# RECORD EXTRACTS

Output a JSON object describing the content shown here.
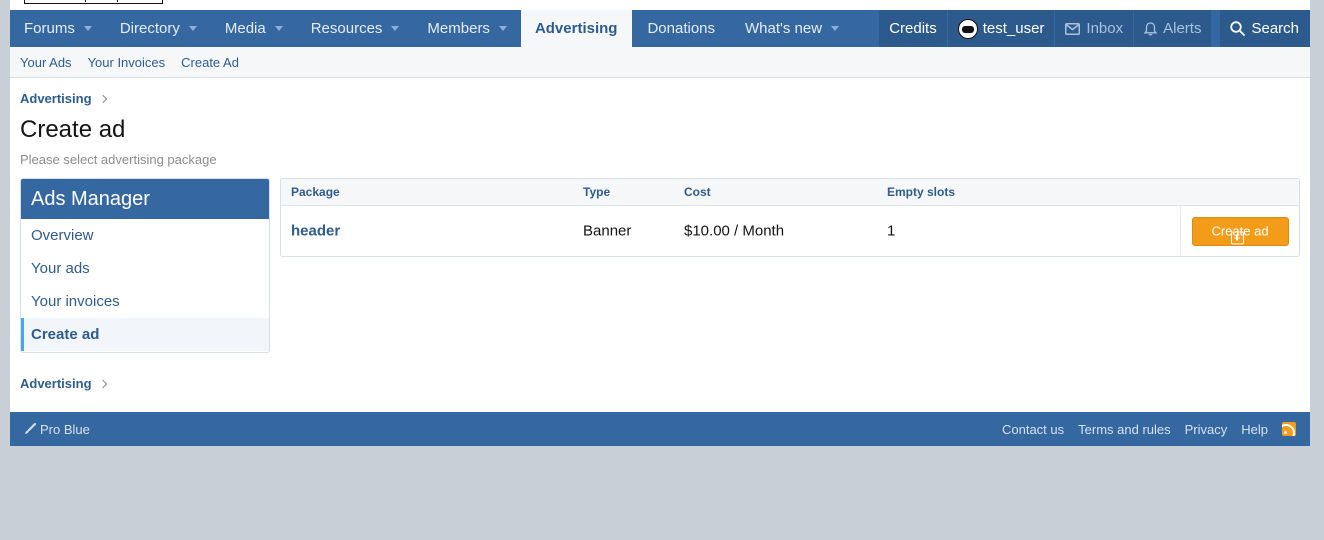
{
  "nav": {
    "items": [
      {
        "label": "Forums",
        "dropdown": true
      },
      {
        "label": "Directory",
        "dropdown": true
      },
      {
        "label": "Media",
        "dropdown": true
      },
      {
        "label": "Resources",
        "dropdown": true
      },
      {
        "label": "Members",
        "dropdown": true
      },
      {
        "label": "Advertising",
        "active": true
      },
      {
        "label": "Donations"
      },
      {
        "label": "What's new",
        "dropdown": true
      }
    ],
    "credits": "Credits",
    "username": "test_user",
    "inbox": "Inbox",
    "alerts": "Alerts",
    "search": "Search"
  },
  "subnav": {
    "links": [
      "Your Ads",
      "Your Invoices",
      "Create Ad"
    ]
  },
  "breadcrumb": {
    "top": "Advertising",
    "bottom": "Advertising"
  },
  "page": {
    "title": "Create ad",
    "description": "Please select advertising package"
  },
  "sidebar": {
    "title": "Ads Manager",
    "items": [
      "Overview",
      "Your ads",
      "Your invoices",
      "Create ad"
    ],
    "selected": "Create ad"
  },
  "table": {
    "headers": [
      "Package",
      "Type",
      "Cost",
      "Empty slots"
    ],
    "rows": [
      {
        "package": "header",
        "type": "Banner",
        "cost": "$10.00 / Month",
        "empty_slots": "1",
        "action": "Create ad"
      }
    ]
  },
  "footer": {
    "style": "Pro Blue",
    "links": [
      "Contact us",
      "Terms and rules",
      "Privacy",
      "Help"
    ]
  },
  "colors": {
    "brand": "#3567a0",
    "accent_button": "#f39c1a",
    "link": "#2f5c8f"
  }
}
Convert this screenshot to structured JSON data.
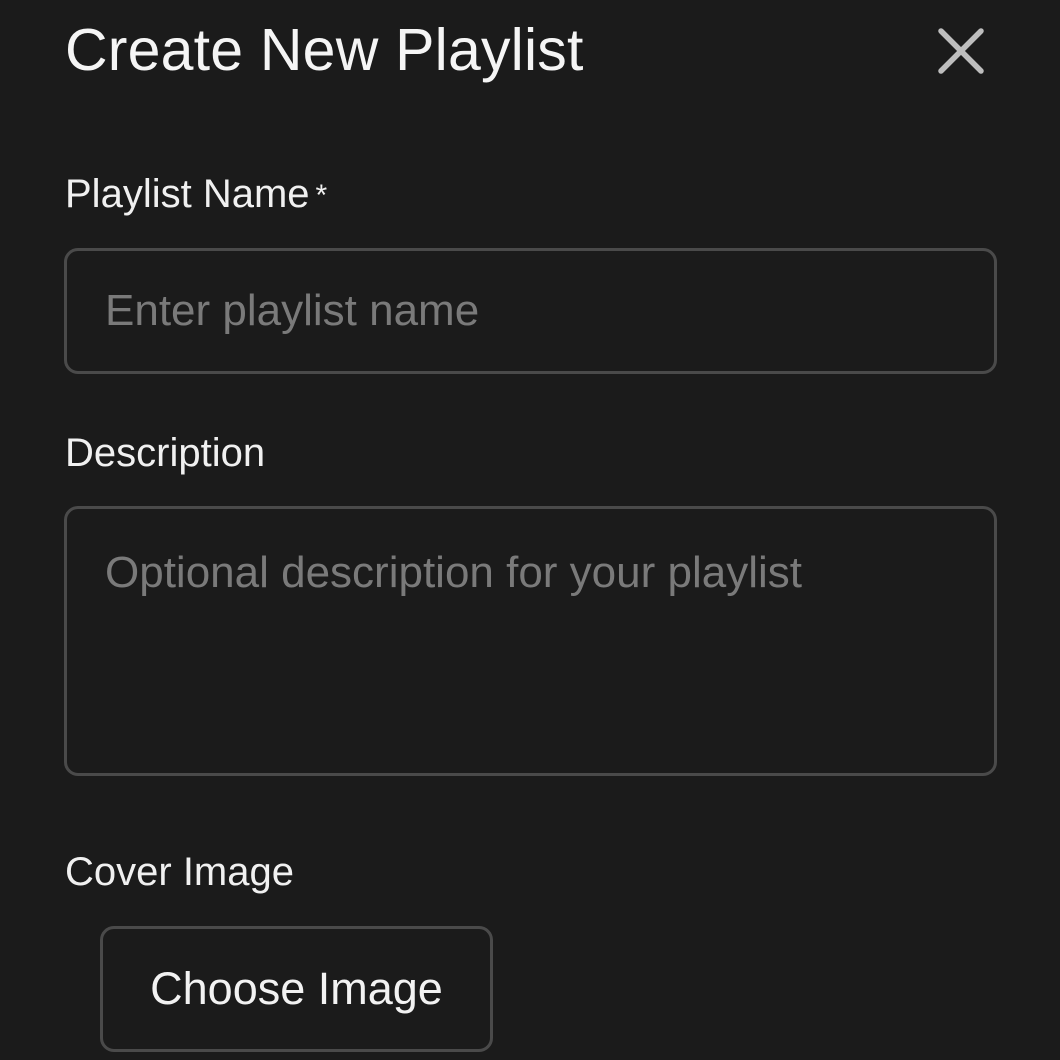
{
  "dialog": {
    "title": "Create New Playlist",
    "close_icon": "close-icon"
  },
  "fields": {
    "name": {
      "label": "Playlist Name",
      "required_mark": "*",
      "placeholder": "Enter playlist name",
      "value": ""
    },
    "description": {
      "label": "Description",
      "placeholder": "Optional description for your playlist",
      "value": ""
    },
    "cover": {
      "label": "Cover Image",
      "button_label": "Choose Image"
    }
  },
  "colors": {
    "background": "#1b1b1b",
    "border": "#4a4a4a",
    "text": "#f2f2f2",
    "placeholder": "#7a7a7a",
    "icon": "#bdbdbd"
  }
}
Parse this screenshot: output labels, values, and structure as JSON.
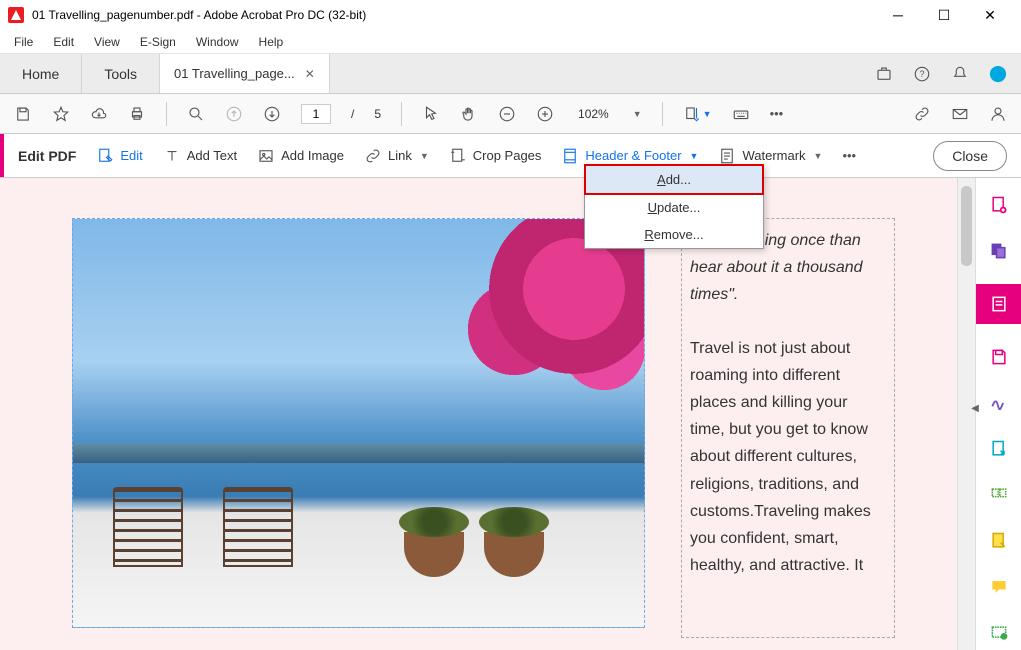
{
  "titlebar": {
    "title": "01 Travelling_pagenumber.pdf - Adobe Acrobat Pro DC (32-bit)"
  },
  "menubar": [
    "File",
    "Edit",
    "View",
    "E-Sign",
    "Window",
    "Help"
  ],
  "tabrow": {
    "home": "Home",
    "tools": "Tools",
    "doc_tab": "01 Travelling_page..."
  },
  "toolbar": {
    "page_current": "1",
    "page_sep": "/",
    "page_total": "5",
    "zoom_value": "102%"
  },
  "editbar": {
    "title": "Edit PDF",
    "edit": "Edit",
    "add_text": "Add Text",
    "add_image": "Add Image",
    "link": "Link",
    "crop": "Crop Pages",
    "header_footer": "Header & Footer",
    "watermark": "Watermark",
    "close": "Close"
  },
  "dropdown": {
    "add": "Add...",
    "update": "Update...",
    "remove": "Remove..."
  },
  "document": {
    "quote_visible": "ee something once than hear about it a thousand times\".",
    "body": "Travel is not just about roaming into different places and killing your time, but you get to know about different cultures, religions, traditions, and customs.Traveling makes you confident, smart, healthy, and attractive. It"
  }
}
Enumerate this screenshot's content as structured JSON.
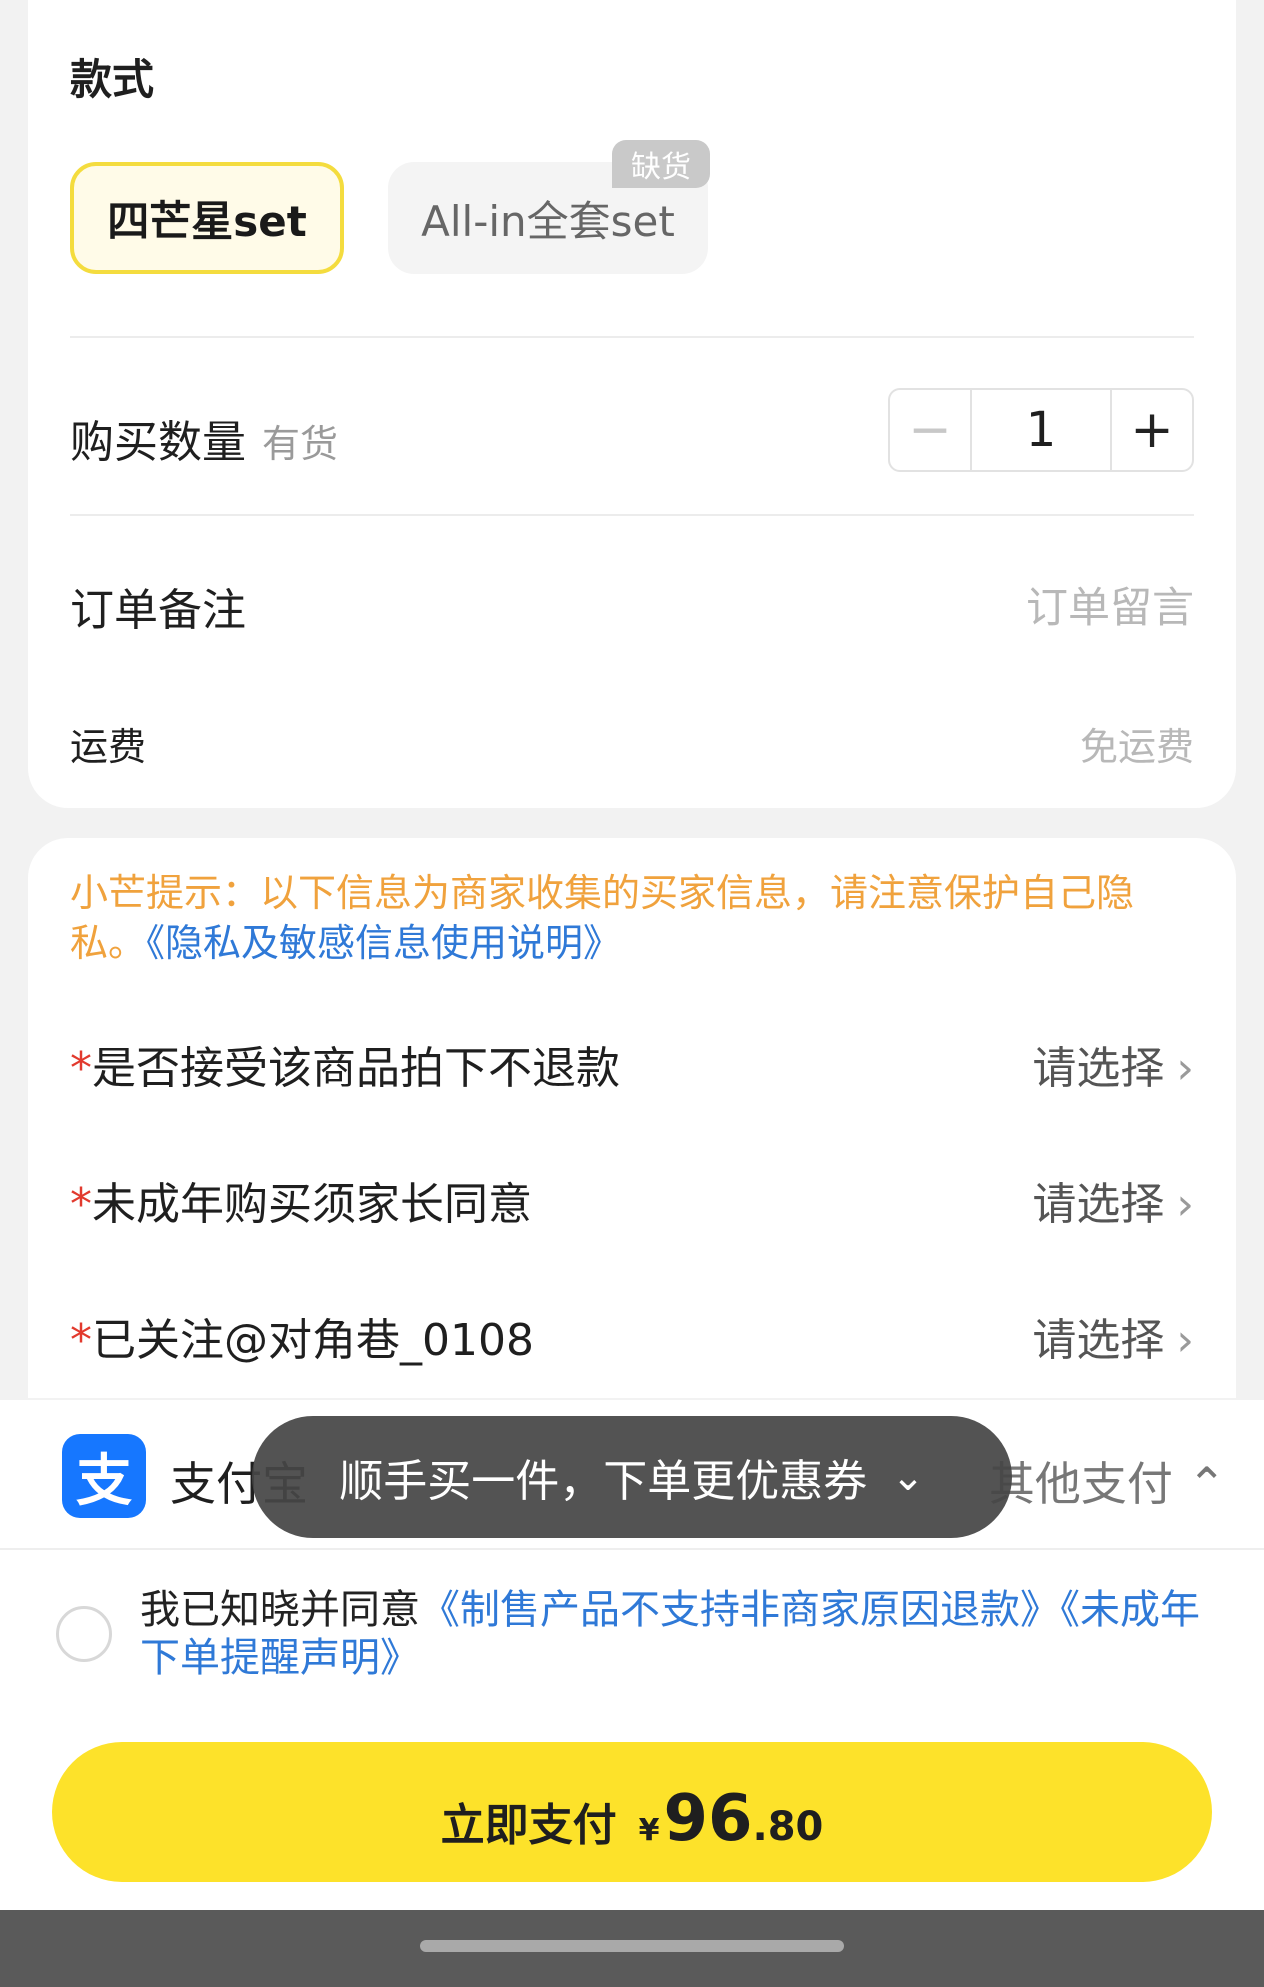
{
  "style_section": {
    "title": "款式",
    "options": [
      {
        "label": "四芒星set",
        "selected": true
      },
      {
        "label": "All-in全套set",
        "selected": false,
        "tag": "缺货"
      }
    ]
  },
  "quantity": {
    "label": "购买数量",
    "stock": "有货",
    "minus": "−",
    "value": "1",
    "plus": "+"
  },
  "remark": {
    "label": "订单备注",
    "placeholder": "订单留言"
  },
  "shipping": {
    "label": "运费",
    "value": "免运费"
  },
  "notice": {
    "text": "小芒提示：以下信息为商家收集的买家信息，请注意保护自己隐私。",
    "link": "《隐私及敏感信息使用说明》"
  },
  "questions": [
    {
      "required": "*",
      "text": "是否接受该商品拍下不退款",
      "action": "请选择",
      "chevron": "›"
    },
    {
      "required": "*",
      "text": "未成年购买须家长同意",
      "action": "请选择",
      "chevron": "›"
    },
    {
      "required": "*",
      "text": "已关注@对角巷_0108",
      "action": "请选择",
      "chevron": "›"
    }
  ],
  "payment": {
    "logo": "支",
    "method": "支付宝",
    "other": "其他支付",
    "other_chevron": "⌃"
  },
  "toast": {
    "text": "顺手买一件，下单更优惠券",
    "icon": "⌄"
  },
  "agreement": {
    "prefix": "我已知晓并同意",
    "link1": "《制售产品不支持非商家原因退款》",
    "link2": "《未成年下单提醒声明》"
  },
  "pay_button": {
    "label": "立即支付",
    "currency": "¥",
    "integer": "96",
    "decimal": ".80"
  },
  "colors": {
    "accent_yellow": "#fde22a",
    "link_blue": "#2f79d7",
    "notice_orange": "#f0a23d",
    "alipay_blue": "#1677ff"
  }
}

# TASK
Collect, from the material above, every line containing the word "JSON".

# COMPLETED EXERCISE
Output a JSON object describing the content shown here.
Convert this screenshot to structured JSON data.
Parse this screenshot: output labels, values, and structure as JSON.
Enumerate this screenshot's content as structured JSON.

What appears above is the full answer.